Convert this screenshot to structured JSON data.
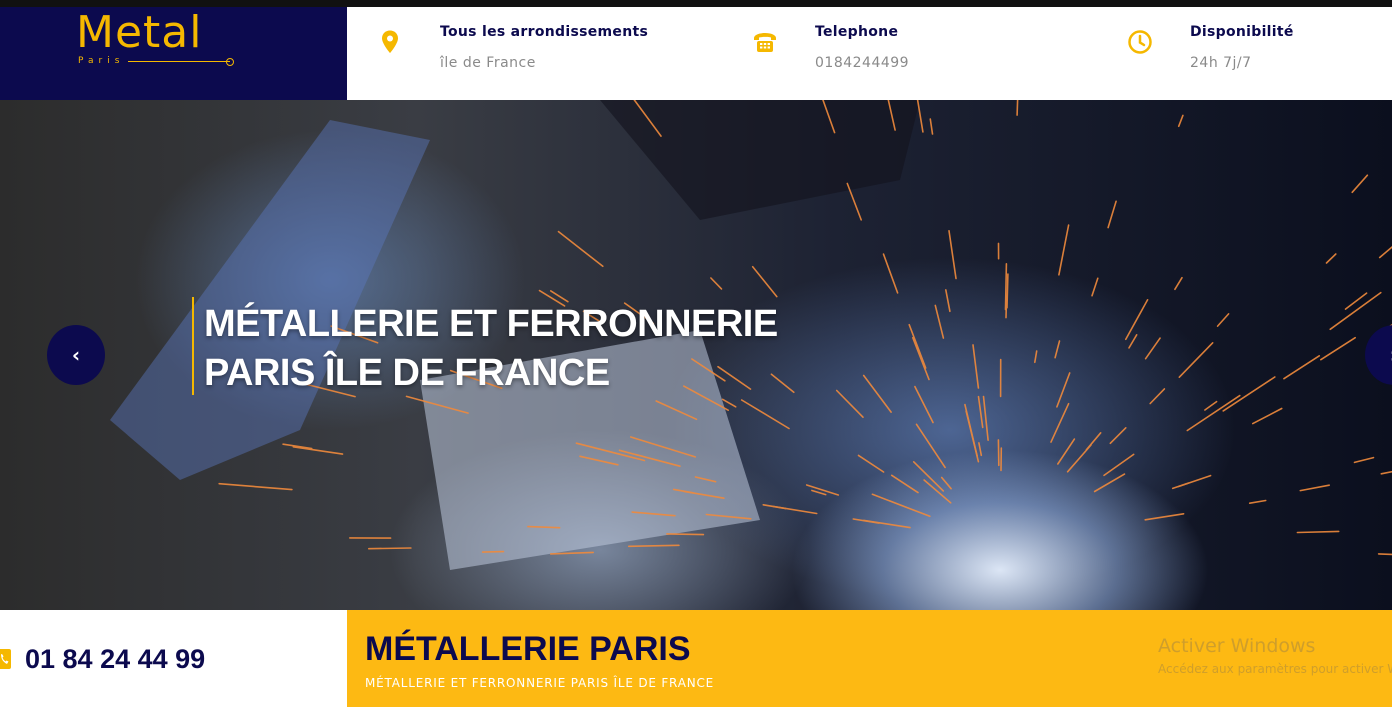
{
  "brand": {
    "logo_text": "Metal",
    "logo_subtext": "Paris"
  },
  "info": [
    {
      "title": "Tous les arrondissements",
      "subtitle": "île de France",
      "icon": "map-pin-icon"
    },
    {
      "title": "Telephone",
      "subtitle": "0184244499",
      "icon": "telephone-icon"
    },
    {
      "title": "Disponibilité",
      "subtitle": "24h 7j/7",
      "icon": "clock-icon"
    }
  ],
  "hero": {
    "title_line1": "MÉTALLERIE ET FERRONNERIE",
    "title_line2": "PARIS ÎLE DE FRANCE",
    "prev_label": "‹",
    "next_label": "›"
  },
  "cta": {
    "phone": "01 84 24 44 99",
    "title": "MÉTALLERIE PARIS",
    "subtitle": "MÉTALLERIE ET FERRONNERIE PARIS ÎLE DE FRANCE"
  },
  "watermark": {
    "title": "Activer Windows",
    "subtitle": "Accédez aux paramètres pour activer Windows."
  },
  "colors": {
    "navy": "#0c0a4e",
    "accent": "#f5b800",
    "cta_bg": "#fdb913"
  }
}
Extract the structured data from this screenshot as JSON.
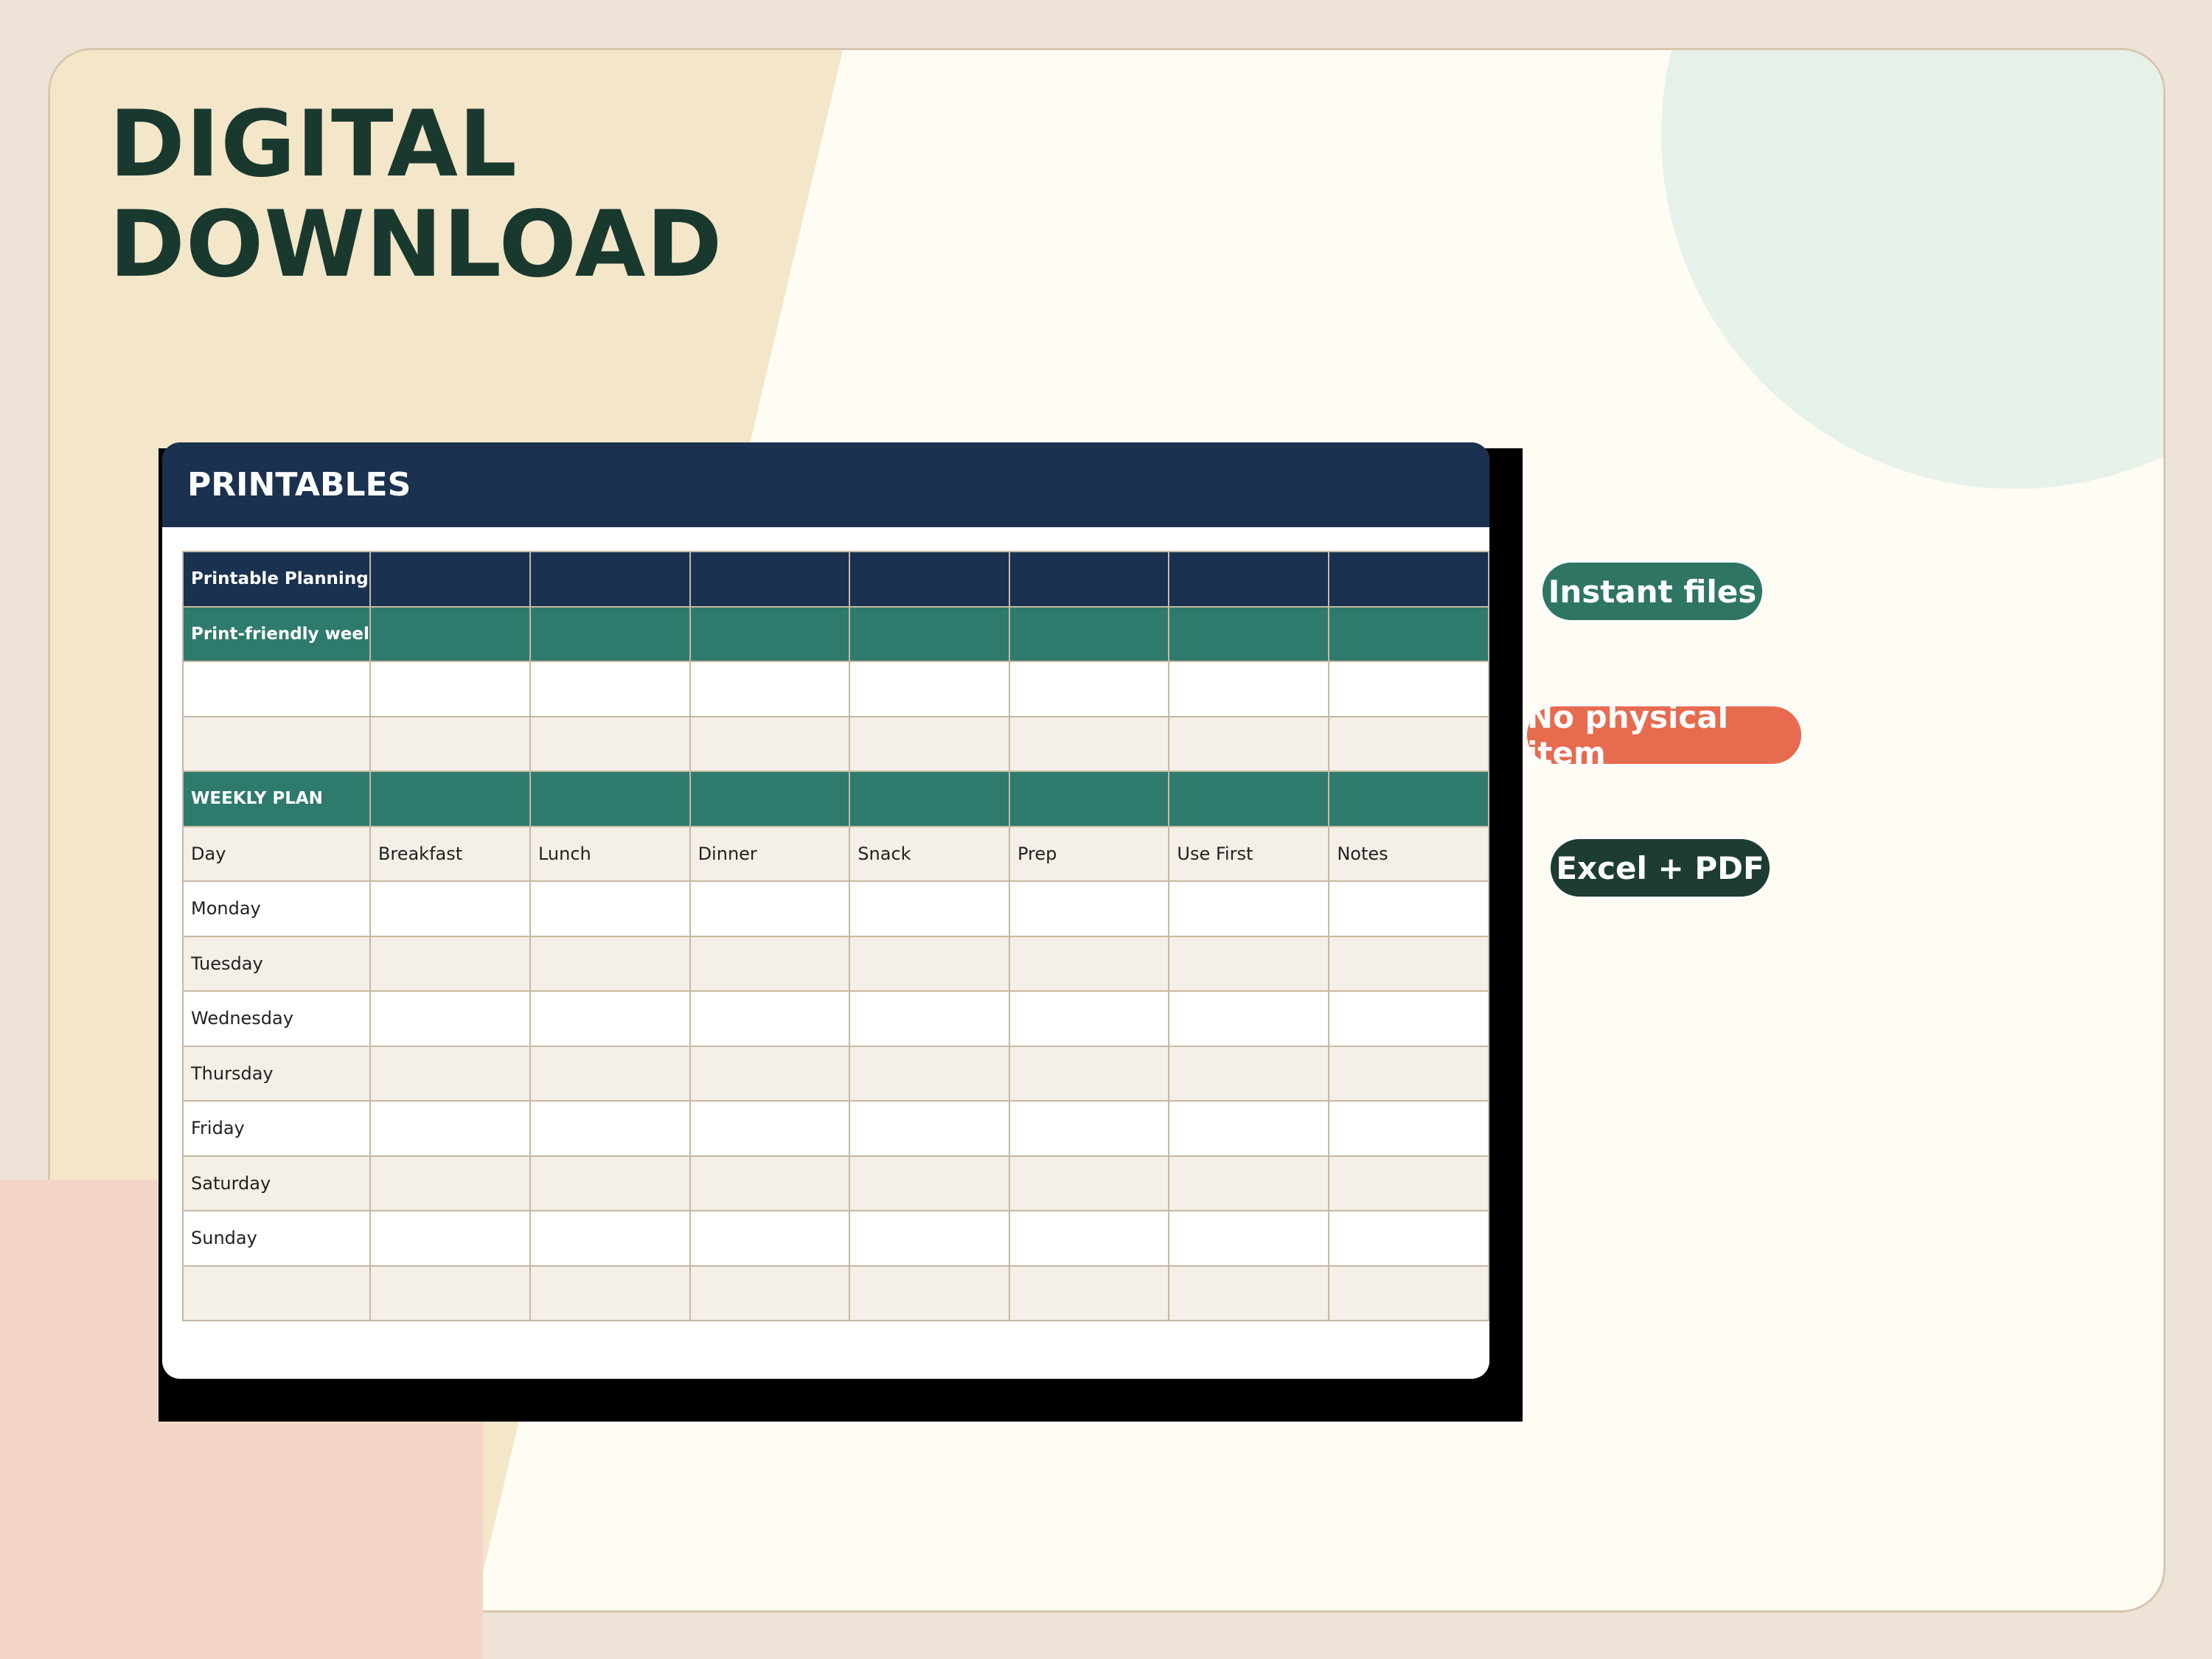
{
  "headline": {
    "line1": "DIGITAL",
    "line2": "DOWNLOAD"
  },
  "sheet": {
    "title": "PRINTABLES",
    "rows": [
      {
        "style": "navy",
        "cells": [
          "Printable Planning",
          "",
          "",
          "",
          "",
          "",
          "",
          ""
        ]
      },
      {
        "style": "teal",
        "cells": [
          "Print-friendly weel",
          "",
          "",
          "",
          "",
          "",
          "",
          ""
        ]
      },
      {
        "style": "white",
        "cells": [
          "",
          "",
          "",
          "",
          "",
          "",
          "",
          ""
        ]
      },
      {
        "style": "cream",
        "cells": [
          "",
          "",
          "",
          "",
          "",
          "",
          "",
          ""
        ]
      },
      {
        "style": "teal",
        "cells": [
          "WEEKLY PLAN",
          "",
          "",
          "",
          "",
          "",
          "",
          ""
        ]
      },
      {
        "style": "cream",
        "cells": [
          "Day",
          "Breakfast",
          "Lunch",
          "Dinner",
          "Snack",
          "Prep",
          "Use First",
          "Notes"
        ]
      },
      {
        "style": "white",
        "cells": [
          "Monday",
          "",
          "",
          "",
          "",
          "",
          "",
          ""
        ]
      },
      {
        "style": "cream",
        "cells": [
          "Tuesday",
          "",
          "",
          "",
          "",
          "",
          "",
          ""
        ]
      },
      {
        "style": "white",
        "cells": [
          "Wednesday",
          "",
          "",
          "",
          "",
          "",
          "",
          ""
        ]
      },
      {
        "style": "cream",
        "cells": [
          "Thursday",
          "",
          "",
          "",
          "",
          "",
          "",
          ""
        ]
      },
      {
        "style": "white",
        "cells": [
          "Friday",
          "",
          "",
          "",
          "",
          "",
          "",
          ""
        ]
      },
      {
        "style": "cream",
        "cells": [
          "Saturday",
          "",
          "",
          "",
          "",
          "",
          "",
          ""
        ]
      },
      {
        "style": "white",
        "cells": [
          "Sunday",
          "",
          "",
          "",
          "",
          "",
          "",
          ""
        ]
      },
      {
        "style": "cream",
        "cells": [
          "",
          "",
          "",
          "",
          "",
          "",
          "",
          ""
        ]
      }
    ]
  },
  "badges": {
    "instant": "Instant files",
    "no_physical": "No physical item",
    "formats": "Excel + PDF"
  },
  "colors": {
    "navy": "#1a3150",
    "teal": "#2e7a6d",
    "coral": "#e76b4f",
    "dark_green": "#1d3c32",
    "headline": "#19392f"
  }
}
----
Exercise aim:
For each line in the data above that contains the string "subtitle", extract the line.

Exercise response:
      "subtitle": "île de France",
      "subtitle": "0184244499",
      "subtitle": "24h 7j/7",
    "subtitle": "MÉTALLERIE ET FERRONNERIE PARIS ÎLE DE FRANCE"
    "subtitle": "Accédez aux paramètres pour activer Windows."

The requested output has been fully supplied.